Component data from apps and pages
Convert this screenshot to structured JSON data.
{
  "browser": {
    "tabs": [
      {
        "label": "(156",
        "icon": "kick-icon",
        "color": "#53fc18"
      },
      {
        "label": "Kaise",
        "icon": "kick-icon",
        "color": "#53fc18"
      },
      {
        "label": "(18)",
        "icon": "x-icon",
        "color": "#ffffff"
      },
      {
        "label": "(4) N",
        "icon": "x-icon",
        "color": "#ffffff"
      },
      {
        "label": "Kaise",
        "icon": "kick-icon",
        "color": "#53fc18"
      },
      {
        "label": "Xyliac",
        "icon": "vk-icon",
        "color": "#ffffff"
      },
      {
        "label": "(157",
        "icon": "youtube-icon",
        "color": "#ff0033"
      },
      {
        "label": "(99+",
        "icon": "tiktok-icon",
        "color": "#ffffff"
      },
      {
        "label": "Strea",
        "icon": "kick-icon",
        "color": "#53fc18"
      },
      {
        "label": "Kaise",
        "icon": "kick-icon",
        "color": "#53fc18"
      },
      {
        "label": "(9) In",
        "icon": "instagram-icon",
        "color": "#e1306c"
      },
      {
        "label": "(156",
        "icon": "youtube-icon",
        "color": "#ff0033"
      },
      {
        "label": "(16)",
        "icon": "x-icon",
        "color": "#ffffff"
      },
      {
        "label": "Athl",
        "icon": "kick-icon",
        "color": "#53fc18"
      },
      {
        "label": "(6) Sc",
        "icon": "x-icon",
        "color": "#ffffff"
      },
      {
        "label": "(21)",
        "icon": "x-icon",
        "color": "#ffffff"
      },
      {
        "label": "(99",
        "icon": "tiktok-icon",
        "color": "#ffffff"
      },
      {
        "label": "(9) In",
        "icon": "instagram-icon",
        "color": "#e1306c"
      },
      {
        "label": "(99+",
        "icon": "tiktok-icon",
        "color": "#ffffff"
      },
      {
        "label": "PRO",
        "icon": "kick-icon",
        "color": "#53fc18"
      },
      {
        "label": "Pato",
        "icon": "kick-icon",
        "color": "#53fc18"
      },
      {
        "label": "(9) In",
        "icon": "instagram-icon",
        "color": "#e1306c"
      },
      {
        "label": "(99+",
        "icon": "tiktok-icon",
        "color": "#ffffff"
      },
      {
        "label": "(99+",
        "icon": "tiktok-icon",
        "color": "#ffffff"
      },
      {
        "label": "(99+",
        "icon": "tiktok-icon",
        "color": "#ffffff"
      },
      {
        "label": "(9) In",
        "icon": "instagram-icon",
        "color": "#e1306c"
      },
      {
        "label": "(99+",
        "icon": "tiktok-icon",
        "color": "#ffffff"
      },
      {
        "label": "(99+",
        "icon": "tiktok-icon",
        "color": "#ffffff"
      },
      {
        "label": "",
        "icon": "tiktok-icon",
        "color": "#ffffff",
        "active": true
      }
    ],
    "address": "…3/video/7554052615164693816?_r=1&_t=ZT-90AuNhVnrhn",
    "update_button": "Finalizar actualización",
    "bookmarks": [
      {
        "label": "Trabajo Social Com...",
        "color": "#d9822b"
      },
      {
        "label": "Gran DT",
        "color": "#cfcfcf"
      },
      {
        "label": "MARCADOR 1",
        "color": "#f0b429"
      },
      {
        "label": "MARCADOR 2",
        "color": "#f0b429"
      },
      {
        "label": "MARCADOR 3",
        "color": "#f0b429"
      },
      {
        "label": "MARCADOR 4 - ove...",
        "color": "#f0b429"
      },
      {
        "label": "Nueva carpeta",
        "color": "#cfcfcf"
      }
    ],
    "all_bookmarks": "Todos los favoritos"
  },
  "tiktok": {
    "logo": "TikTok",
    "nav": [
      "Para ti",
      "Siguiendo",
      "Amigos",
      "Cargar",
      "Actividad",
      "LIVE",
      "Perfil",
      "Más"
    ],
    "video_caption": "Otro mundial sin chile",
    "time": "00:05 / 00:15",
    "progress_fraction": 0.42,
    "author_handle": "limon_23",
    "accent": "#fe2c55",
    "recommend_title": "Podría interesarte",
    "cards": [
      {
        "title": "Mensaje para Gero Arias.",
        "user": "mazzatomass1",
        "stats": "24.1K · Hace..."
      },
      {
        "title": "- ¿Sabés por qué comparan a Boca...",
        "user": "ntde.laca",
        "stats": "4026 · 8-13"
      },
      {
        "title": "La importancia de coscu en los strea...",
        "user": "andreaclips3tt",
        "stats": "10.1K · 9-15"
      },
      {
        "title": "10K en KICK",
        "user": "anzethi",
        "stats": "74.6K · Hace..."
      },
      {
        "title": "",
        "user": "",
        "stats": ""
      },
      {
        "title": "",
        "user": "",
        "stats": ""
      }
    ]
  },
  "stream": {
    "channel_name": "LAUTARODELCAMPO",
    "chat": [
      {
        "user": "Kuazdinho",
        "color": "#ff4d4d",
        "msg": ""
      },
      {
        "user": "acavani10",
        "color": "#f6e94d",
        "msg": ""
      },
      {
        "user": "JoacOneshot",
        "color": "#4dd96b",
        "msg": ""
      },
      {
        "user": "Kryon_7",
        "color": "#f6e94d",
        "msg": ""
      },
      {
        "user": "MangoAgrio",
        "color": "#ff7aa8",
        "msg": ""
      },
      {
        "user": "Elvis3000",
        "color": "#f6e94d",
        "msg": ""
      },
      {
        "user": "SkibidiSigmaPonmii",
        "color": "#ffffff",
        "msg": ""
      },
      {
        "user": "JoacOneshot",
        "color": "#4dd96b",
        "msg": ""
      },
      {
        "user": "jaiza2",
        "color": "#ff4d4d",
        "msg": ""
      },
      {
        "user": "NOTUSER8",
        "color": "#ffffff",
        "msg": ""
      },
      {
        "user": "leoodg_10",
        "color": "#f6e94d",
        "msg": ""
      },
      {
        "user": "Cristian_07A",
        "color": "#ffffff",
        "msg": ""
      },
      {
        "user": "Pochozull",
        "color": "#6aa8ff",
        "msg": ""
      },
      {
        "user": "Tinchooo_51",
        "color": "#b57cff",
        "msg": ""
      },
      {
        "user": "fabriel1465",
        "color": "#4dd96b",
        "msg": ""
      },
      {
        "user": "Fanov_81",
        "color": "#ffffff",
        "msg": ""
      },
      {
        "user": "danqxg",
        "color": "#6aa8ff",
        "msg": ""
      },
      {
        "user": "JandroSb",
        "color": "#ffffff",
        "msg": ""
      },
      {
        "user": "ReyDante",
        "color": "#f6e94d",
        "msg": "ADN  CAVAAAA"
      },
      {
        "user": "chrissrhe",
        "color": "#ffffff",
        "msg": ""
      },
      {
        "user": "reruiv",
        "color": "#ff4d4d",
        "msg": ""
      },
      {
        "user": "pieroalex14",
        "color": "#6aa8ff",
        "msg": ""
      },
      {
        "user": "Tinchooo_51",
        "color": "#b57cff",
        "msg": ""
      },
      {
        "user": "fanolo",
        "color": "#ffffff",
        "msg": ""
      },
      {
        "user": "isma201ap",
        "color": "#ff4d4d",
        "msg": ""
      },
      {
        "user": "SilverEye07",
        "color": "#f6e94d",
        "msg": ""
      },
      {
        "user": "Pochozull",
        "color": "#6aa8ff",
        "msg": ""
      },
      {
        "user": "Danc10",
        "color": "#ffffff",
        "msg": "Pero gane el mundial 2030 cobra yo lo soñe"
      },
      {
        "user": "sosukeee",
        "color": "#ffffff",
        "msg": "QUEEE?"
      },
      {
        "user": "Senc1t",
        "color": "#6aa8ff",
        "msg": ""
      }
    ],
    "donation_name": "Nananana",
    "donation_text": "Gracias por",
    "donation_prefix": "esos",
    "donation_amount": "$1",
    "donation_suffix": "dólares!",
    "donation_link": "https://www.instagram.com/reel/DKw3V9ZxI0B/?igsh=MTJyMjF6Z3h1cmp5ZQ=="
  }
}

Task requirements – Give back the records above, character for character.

Solution –
Convert this screenshot to structured JSON data.
{
  "browser": {
    "tabs": [
      {
        "label": "(156",
        "icon": "kick-icon",
        "color": "#53fc18"
      },
      {
        "label": "Kaise",
        "icon": "kick-icon",
        "color": "#53fc18"
      },
      {
        "label": "(18)",
        "icon": "x-icon",
        "color": "#ffffff"
      },
      {
        "label": "(4) N",
        "icon": "x-icon",
        "color": "#ffffff"
      },
      {
        "label": "Kaise",
        "icon": "kick-icon",
        "color": "#53fc18"
      },
      {
        "label": "Xyliac",
        "icon": "vk-icon",
        "color": "#ffffff"
      },
      {
        "label": "(157",
        "icon": "youtube-icon",
        "color": "#ff0033"
      },
      {
        "label": "(99+",
        "icon": "tiktok-icon",
        "color": "#ffffff"
      },
      {
        "label": "Strea",
        "icon": "kick-icon",
        "color": "#53fc18"
      },
      {
        "label": "Kaise",
        "icon": "kick-icon",
        "color": "#53fc18"
      },
      {
        "label": "(9) In",
        "icon": "instagram-icon",
        "color": "#e1306c"
      },
      {
        "label": "(156",
        "icon": "youtube-icon",
        "color": "#ff0033"
      },
      {
        "label": "(16)",
        "icon": "x-icon",
        "color": "#ffffff"
      },
      {
        "label": "Athl",
        "icon": "kick-icon",
        "color": "#53fc18"
      },
      {
        "label": "(6) Sc",
        "icon": "x-icon",
        "color": "#ffffff"
      },
      {
        "label": "(21)",
        "icon": "x-icon",
        "color": "#ffffff"
      },
      {
        "label": "(99",
        "icon": "tiktok-icon",
        "color": "#ffffff"
      },
      {
        "label": "(9) In",
        "icon": "instagram-icon",
        "color": "#e1306c"
      },
      {
        "label": "(99+",
        "icon": "tiktok-icon",
        "color": "#ffffff"
      },
      {
        "label": "PRO",
        "icon": "kick-icon",
        "color": "#53fc18"
      },
      {
        "label": "Pato",
        "icon": "kick-icon",
        "color": "#53fc18"
      },
      {
        "label": "(9) In",
        "icon": "instagram-icon",
        "color": "#e1306c"
      },
      {
        "label": "(99+",
        "icon": "tiktok-icon",
        "color": "#ffffff"
      },
      {
        "label": "(99+",
        "icon": "tiktok-icon",
        "color": "#ffffff"
      },
      {
        "label": "(99+",
        "icon": "tiktok-icon",
        "color": "#ffffff"
      },
      {
        "label": "(9) In",
        "icon": "instagram-icon",
        "color": "#e1306c"
      },
      {
        "label": "(99+",
        "icon": "tiktok-icon",
        "color": "#ffffff"
      },
      {
        "label": "(99+",
        "icon": "tiktok-icon",
        "color": "#ffffff"
      },
      {
        "label": "",
        "icon": "tiktok-icon",
        "color": "#ffffff",
        "active": true
      }
    ],
    "address": "…3/video/7554052615164693816?_r=1&_t=ZT-90AuNhVnrhn",
    "update_button": "Finalizar actualización",
    "bookmarks": [
      {
        "label": "Trabajo Social Com...",
        "color": "#d9822b"
      },
      {
        "label": "Gran DT",
        "color": "#cfcfcf"
      },
      {
        "label": "MARCADOR 1",
        "color": "#f0b429"
      },
      {
        "label": "MARCADOR 2",
        "color": "#f0b429"
      },
      {
        "label": "MARCADOR 3",
        "color": "#f0b429"
      },
      {
        "label": "MARCADOR 4 - ove...",
        "color": "#f0b429"
      },
      {
        "label": "Nueva carpeta",
        "color": "#cfcfcf"
      }
    ],
    "all_bookmarks": "Todos los favoritos"
  },
  "tiktok": {
    "logo": "TikTok",
    "nav": [
      "Para ti",
      "Siguiendo",
      "Amigos",
      "Cargar",
      "Actividad",
      "LIVE",
      "Perfil",
      "Más"
    ],
    "video_caption": "Otro mundial sin chile",
    "time": "00:05 / 00:15",
    "progress_fraction": 0.42,
    "author_handle": "limon_23",
    "accent": "#fe2c55",
    "recommend_title": "Podría interesarte",
    "cards": [
      {
        "title": "Mensaje para Gero Arias.",
        "user": "mazzatomass1",
        "stats": "24.1K · Hace..."
      },
      {
        "title": "- ¿Sabés por qué comparan a Boca...",
        "user": "ntde.laca",
        "stats": "4026 · 8-13"
      },
      {
        "title": "La importancia de coscu en los strea...",
        "user": "andreaclips3tt",
        "stats": "10.1K · 9-15"
      },
      {
        "title": "10K en KICK",
        "user": "anzethi",
        "stats": "74.6K · Hace..."
      },
      {
        "title": "",
        "user": "",
        "stats": ""
      },
      {
        "title": "",
        "user": "",
        "stats": ""
      }
    ]
  },
  "stream": {
    "channel_name": "LAUTARODELCAMPO",
    "chat": [
      {
        "user": "Kuazdinho",
        "color": "#ff4d4d",
        "msg": ""
      },
      {
        "user": "acavani10",
        "color": "#f6e94d",
        "msg": ""
      },
      {
        "user": "JoacOneshot",
        "color": "#4dd96b",
        "msg": ""
      },
      {
        "user": "Kryon_7",
        "color": "#f6e94d",
        "msg": ""
      },
      {
        "user": "MangoAgrio",
        "color": "#ff7aa8",
        "msg": ""
      },
      {
        "user": "Elvis3000",
        "color": "#f6e94d",
        "msg": ""
      },
      {
        "user": "SkibidiSigmaPonmii",
        "color": "#ffffff",
        "msg": ""
      },
      {
        "user": "JoacOneshot",
        "color": "#4dd96b",
        "msg": ""
      },
      {
        "user": "jaiza2",
        "color": "#ff4d4d",
        "msg": ""
      },
      {
        "user": "NOTUSER8",
        "color": "#ffffff",
        "msg": ""
      },
      {
        "user": "leoodg_10",
        "color": "#f6e94d",
        "msg": ""
      },
      {
        "user": "Cristian_07A",
        "color": "#ffffff",
        "msg": ""
      },
      {
        "user": "Pochozull",
        "color": "#6aa8ff",
        "msg": ""
      },
      {
        "user": "Tinchooo_51",
        "color": "#b57cff",
        "msg": ""
      },
      {
        "user": "fabriel1465",
        "color": "#4dd96b",
        "msg": ""
      },
      {
        "user": "Fanov_81",
        "color": "#ffffff",
        "msg": ""
      },
      {
        "user": "danqxg",
        "color": "#6aa8ff",
        "msg": ""
      },
      {
        "user": "JandroSb",
        "color": "#ffffff",
        "msg": ""
      },
      {
        "user": "ReyDante",
        "color": "#f6e94d",
        "msg": "ADN  CAVAAAA"
      },
      {
        "user": "chrissrhe",
        "color": "#ffffff",
        "msg": ""
      },
      {
        "user": "reruiv",
        "color": "#ff4d4d",
        "msg": ""
      },
      {
        "user": "pieroalex14",
        "color": "#6aa8ff",
        "msg": ""
      },
      {
        "user": "Tinchooo_51",
        "color": "#b57cff",
        "msg": ""
      },
      {
        "user": "fanolo",
        "color": "#ffffff",
        "msg": ""
      },
      {
        "user": "isma201ap",
        "color": "#ff4d4d",
        "msg": ""
      },
      {
        "user": "SilverEye07",
        "color": "#f6e94d",
        "msg": ""
      },
      {
        "user": "Pochozull",
        "color": "#6aa8ff",
        "msg": ""
      },
      {
        "user": "Danc10",
        "color": "#ffffff",
        "msg": "Pero gane el mundial 2030 cobra yo lo soñe"
      },
      {
        "user": "sosukeee",
        "color": "#ffffff",
        "msg": "QUEEE?"
      },
      {
        "user": "Senc1t",
        "color": "#6aa8ff",
        "msg": ""
      }
    ],
    "donation_name": "Nananana",
    "donation_text": "Gracias por",
    "donation_prefix": "esos",
    "donation_amount": "$1",
    "donation_suffix": "dólares!",
    "donation_link": "https://www.instagram.com/reel/DKw3V9ZxI0B/?igsh=MTJyMjF6Z3h1cmp5ZQ=="
  }
}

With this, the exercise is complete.